• Brief:
Go through the records and report each line holding the string "building".
● ● ●
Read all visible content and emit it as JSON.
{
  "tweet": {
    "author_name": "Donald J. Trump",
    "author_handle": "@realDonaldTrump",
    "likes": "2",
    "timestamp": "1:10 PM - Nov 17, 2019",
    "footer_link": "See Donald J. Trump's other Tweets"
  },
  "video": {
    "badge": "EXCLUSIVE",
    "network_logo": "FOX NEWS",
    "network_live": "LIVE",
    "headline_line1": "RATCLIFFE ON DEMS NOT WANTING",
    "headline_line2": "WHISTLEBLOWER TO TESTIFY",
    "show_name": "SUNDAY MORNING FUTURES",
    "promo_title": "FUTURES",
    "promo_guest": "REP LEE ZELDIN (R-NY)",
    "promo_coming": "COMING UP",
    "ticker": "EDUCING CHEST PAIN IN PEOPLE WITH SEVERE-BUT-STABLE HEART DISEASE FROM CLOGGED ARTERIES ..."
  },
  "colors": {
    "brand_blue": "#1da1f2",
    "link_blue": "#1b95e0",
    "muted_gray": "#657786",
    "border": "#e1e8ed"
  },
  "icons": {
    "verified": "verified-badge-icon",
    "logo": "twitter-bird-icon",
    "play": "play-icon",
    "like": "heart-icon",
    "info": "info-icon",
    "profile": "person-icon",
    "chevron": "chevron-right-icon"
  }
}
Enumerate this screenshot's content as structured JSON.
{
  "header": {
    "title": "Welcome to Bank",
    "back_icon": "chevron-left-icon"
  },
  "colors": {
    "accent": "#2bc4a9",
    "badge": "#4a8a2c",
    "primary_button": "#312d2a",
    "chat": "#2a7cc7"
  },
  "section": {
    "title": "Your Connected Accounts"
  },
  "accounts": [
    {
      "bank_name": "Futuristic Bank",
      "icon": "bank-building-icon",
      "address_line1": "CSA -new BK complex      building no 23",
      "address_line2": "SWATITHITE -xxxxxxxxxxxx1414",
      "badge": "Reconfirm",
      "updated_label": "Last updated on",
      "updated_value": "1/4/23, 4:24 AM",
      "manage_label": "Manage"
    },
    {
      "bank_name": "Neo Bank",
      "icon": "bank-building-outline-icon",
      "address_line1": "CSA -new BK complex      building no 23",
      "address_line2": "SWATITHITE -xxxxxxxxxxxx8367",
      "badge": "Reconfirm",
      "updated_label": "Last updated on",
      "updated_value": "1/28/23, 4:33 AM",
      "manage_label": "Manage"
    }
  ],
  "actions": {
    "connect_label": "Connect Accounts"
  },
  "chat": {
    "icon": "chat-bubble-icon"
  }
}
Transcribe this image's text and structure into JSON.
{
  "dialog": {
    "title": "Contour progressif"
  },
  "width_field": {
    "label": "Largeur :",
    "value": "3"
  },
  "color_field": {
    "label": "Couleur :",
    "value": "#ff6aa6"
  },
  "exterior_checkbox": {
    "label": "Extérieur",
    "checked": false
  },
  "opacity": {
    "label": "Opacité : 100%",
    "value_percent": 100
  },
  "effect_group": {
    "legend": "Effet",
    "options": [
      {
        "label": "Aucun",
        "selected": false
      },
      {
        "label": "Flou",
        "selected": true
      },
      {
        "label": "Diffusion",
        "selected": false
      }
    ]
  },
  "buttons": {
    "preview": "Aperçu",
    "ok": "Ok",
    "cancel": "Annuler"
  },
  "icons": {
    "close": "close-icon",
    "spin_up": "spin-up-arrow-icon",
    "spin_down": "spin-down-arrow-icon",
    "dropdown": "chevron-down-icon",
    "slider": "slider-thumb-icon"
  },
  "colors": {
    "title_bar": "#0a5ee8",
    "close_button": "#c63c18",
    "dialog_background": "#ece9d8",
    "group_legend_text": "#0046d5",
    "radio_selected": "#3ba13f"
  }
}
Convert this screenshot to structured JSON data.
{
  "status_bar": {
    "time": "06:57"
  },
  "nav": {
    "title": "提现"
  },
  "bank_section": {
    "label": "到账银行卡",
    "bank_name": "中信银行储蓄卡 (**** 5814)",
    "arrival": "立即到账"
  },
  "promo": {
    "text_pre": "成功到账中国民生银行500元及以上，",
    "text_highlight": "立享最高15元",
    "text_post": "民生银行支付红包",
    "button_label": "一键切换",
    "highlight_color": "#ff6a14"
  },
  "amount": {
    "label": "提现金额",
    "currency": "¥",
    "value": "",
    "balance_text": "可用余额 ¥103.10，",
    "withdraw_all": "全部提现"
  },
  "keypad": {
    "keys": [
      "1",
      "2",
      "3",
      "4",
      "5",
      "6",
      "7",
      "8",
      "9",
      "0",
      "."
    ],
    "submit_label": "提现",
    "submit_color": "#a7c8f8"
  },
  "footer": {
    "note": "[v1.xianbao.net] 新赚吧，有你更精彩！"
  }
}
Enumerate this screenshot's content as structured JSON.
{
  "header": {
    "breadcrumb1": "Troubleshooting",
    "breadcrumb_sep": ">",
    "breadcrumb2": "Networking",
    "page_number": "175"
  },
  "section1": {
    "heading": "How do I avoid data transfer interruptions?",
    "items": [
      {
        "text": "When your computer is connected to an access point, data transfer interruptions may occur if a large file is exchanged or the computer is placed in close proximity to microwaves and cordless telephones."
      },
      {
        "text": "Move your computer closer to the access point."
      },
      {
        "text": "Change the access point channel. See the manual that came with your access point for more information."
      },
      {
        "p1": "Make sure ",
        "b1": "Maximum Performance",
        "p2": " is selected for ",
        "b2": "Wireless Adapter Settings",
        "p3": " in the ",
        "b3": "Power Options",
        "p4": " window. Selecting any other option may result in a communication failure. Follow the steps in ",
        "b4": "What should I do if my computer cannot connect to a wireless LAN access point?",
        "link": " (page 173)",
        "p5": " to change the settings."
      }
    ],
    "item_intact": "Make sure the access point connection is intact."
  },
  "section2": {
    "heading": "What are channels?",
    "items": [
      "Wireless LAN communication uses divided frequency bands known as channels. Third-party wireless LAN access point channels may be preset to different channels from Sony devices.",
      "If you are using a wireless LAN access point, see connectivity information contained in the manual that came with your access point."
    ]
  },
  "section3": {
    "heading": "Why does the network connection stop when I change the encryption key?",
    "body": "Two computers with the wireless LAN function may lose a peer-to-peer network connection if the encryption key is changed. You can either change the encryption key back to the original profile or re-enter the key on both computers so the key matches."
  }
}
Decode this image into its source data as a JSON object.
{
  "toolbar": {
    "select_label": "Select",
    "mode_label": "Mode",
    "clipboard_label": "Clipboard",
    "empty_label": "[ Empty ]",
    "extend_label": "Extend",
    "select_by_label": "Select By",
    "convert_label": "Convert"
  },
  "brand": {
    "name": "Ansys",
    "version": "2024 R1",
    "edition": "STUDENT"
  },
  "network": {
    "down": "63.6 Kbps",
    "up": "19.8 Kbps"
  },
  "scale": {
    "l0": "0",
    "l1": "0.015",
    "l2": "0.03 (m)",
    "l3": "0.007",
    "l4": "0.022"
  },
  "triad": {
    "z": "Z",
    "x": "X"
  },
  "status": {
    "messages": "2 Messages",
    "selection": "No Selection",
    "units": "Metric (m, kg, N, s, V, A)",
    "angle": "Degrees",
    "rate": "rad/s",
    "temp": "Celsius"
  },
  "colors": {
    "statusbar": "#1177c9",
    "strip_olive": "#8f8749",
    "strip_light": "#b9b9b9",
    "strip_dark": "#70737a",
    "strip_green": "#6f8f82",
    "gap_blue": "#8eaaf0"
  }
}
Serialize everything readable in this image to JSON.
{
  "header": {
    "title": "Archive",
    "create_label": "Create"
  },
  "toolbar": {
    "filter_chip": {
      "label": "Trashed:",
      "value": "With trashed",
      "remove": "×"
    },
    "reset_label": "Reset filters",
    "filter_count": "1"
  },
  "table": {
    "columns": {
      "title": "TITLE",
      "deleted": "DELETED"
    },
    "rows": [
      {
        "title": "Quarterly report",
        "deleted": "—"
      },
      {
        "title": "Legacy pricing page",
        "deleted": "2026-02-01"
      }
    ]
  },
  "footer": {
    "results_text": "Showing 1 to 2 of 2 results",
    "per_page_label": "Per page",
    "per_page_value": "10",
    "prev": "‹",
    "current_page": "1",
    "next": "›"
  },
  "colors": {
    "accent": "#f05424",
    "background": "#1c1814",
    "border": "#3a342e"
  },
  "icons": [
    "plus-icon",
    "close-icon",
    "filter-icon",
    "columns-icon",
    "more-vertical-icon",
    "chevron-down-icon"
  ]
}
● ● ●
• Exercise response:
      "icon": "bank-building-icon",
      "address_line1": "CSA -new BK complex      building no 23",
      "icon": "bank-building-outline-icon",
      "address_line1": "CSA -new BK complex      building no 23",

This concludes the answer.